Communicable Disease Control improves the quality of life of all Portsmouth and Scioto County residents by responding to and investigating communicable diseases. The Portsmouth City Health Department closely follows the mandate of the Ohio Department of Health and the Centers for Disease Control and Prevention (CDC) for reporting and control of communicable diseases. The primary role of Public Health Nursing is in surveillance- monitoring the number of cases and types of communicable diseases and illnesses in the community, to identify trends and patterns in the population. When indicated, Public Health Nurses conduct follow-up investigations which include interviewing persons affected by communicable disease. In addition, Public Health Nurses educate individuals and the general public regarding communicable diseases and how to prevent transmission, in order to minimize or halt the spread of illness.
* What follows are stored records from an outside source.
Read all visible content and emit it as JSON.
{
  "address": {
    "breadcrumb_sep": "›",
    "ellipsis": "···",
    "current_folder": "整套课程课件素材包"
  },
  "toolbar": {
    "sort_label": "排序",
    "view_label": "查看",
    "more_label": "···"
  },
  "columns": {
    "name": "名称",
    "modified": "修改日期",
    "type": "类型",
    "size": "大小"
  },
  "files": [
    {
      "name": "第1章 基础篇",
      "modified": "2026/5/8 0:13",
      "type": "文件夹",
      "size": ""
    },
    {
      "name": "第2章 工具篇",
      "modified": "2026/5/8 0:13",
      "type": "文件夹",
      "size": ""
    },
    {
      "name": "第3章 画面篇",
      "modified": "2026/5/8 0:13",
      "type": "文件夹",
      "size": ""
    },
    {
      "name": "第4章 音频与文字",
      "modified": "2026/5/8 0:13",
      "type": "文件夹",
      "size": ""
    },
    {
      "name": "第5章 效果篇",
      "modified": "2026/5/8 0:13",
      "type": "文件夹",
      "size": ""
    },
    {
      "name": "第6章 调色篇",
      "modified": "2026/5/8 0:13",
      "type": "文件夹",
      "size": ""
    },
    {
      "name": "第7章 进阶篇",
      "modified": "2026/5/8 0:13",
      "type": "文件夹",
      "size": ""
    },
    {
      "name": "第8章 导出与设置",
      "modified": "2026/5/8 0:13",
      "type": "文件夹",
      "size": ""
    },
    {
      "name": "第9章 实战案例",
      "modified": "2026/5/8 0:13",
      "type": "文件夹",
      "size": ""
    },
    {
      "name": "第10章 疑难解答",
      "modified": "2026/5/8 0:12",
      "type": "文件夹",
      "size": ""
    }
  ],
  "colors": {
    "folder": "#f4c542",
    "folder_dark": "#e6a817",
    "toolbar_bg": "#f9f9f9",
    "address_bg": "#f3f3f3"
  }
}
Reportable diseases are conditions that, due to their infectious nature and the risks they pose in being spread to others, are mandated under Ohio law to be reported to the local health department for follow-up. Primary responsibility to report these diseases rests with health care providers, hospitals, and laboratories, but anyone with knowledge of a reportable disease is encouraged to report. Recommended preventive measures might include vaccination, treatment of other individuals exposed to the illness, or temporary restriction from work or school.
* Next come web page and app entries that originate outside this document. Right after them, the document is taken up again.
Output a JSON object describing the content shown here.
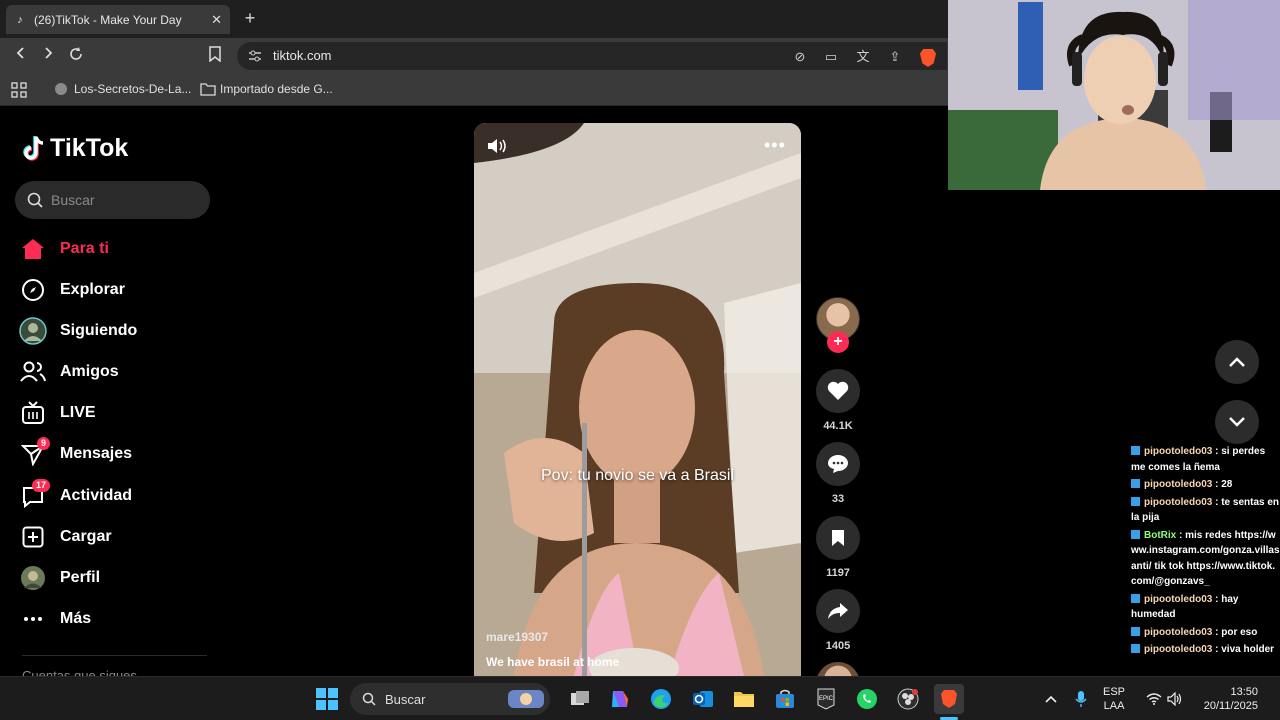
{
  "browser": {
    "tab_title": "(26)TikTok - Make Your Day",
    "url": "tiktok.com",
    "bookmarks": [
      "Los-Secretos-De-La...",
      "Importado desde G..."
    ]
  },
  "tiktok": {
    "logo": "TikTok",
    "search_placeholder": "Buscar",
    "nav": [
      {
        "label": "Para ti",
        "icon": "home-icon"
      },
      {
        "label": "Explorar",
        "icon": "compass-icon"
      },
      {
        "label": "Siguiendo",
        "icon": "following-avatar-icon"
      },
      {
        "label": "Amigos",
        "icon": "friends-icon"
      },
      {
        "label": "LIVE",
        "icon": "live-tv-icon"
      },
      {
        "label": "Mensajes",
        "icon": "send-icon",
        "badge": "9"
      },
      {
        "label": "Actividad",
        "icon": "activity-icon",
        "badge": "17"
      },
      {
        "label": "Cargar",
        "icon": "upload-plus-icon"
      },
      {
        "label": "Perfil",
        "icon": "profile-avatar-icon"
      },
      {
        "label": "Más",
        "icon": "more-dots-icon"
      }
    ],
    "cut_text": "Cuentas que sigues",
    "video": {
      "caption": "Pov: tu novio se va a Brasil",
      "author": "mare19307",
      "description": "We have brasil at home"
    },
    "actions": {
      "likes": "44.1K",
      "comments": "33",
      "saves": "1197",
      "shares": "1405"
    }
  },
  "chat": [
    {
      "user": "pipootoledo03",
      "text": " : si perdes me comes la ñema"
    },
    {
      "user": "pipootoledo03",
      "text": " : 28"
    },
    {
      "user": "pipootoledo03",
      "text": " : te sentas en la pija"
    },
    {
      "user": "BotRix",
      "text": " : mis redes https://www.instagram.com/gonza.villasanti/ tik tok https://www.tiktok.com/@gonzavs_",
      "bot": true
    },
    {
      "user": "pipootoledo03",
      "text": " : hay humedad"
    },
    {
      "user": "pipootoledo03",
      "text": " : por eso"
    },
    {
      "user": "pipootoledo03",
      "text": " : viva holder"
    }
  ],
  "taskbar": {
    "search_label": "Buscar",
    "lang_line1": "ESP",
    "lang_line2": "LAA",
    "time": "13:50",
    "date": "20/11/2025"
  },
  "colors": {
    "accent": "#fe2c55",
    "bg": "#000000"
  }
}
Click here for the ABC’s of Communicable Disease. It includes a list of all reportable communicable diseases Health care providers, hospitals, and laboratories also report communicable diseases to the Health Department. Remember, anyone can report a communicable disease! During regular business hours, call 740.353-5153, the same number is used after-hours public health emergencies, you will be transferred to the Scioto County Sheriff Dispatch (this option is provided for public health emergencies ONLY – not general calls, appointment requests, or to leave staff messages).
If you are looking for the Ohio Department of Health (ODH) Communicable Disease Poster, click here. You will be taken to the ODH online Infectious Disease Control Manual. There is a link to order a poster from ODH. You may also click here for a PDF.
The Ohio Buckles Buckeyes Program is a child passenger safety program of the state of Ohio that provides child safety seats and booster seats to low income families in Ohio.
The goals of the program are to reduce the number of child traffic deaths, to increase the availability of child safety seats, to increase the use of child safety seats, and to increase the proper installation and use of seat belts.
Those who are permanent residents of Ohio who have children that require a car seat are eligible.
The families must meet WIC income guidelines but they do not need to be enrolled in the WIC program.
Prior to receipt of a child safety seat, families must attend a class provided by trained Child Passenger Safety staff.
Fines will range from a minimum of $25 to a maximum of $75 per occurrence. Second offense fines have a maximum of $250 and jail time to 30 days. A booster seat can be purchased for as little as $15.
It is advised that a children to stay in car seats or boosters as long as possible, even beyond the requirements of state law.The OBB program is overseen by The Ohio Department of Health and is in all 88 counties.
Each county receives a set number of car seats at intervals throughout the year.
These seats are distributed to children who are on WIC (Women Infants and Children) or who are WIC income eligible.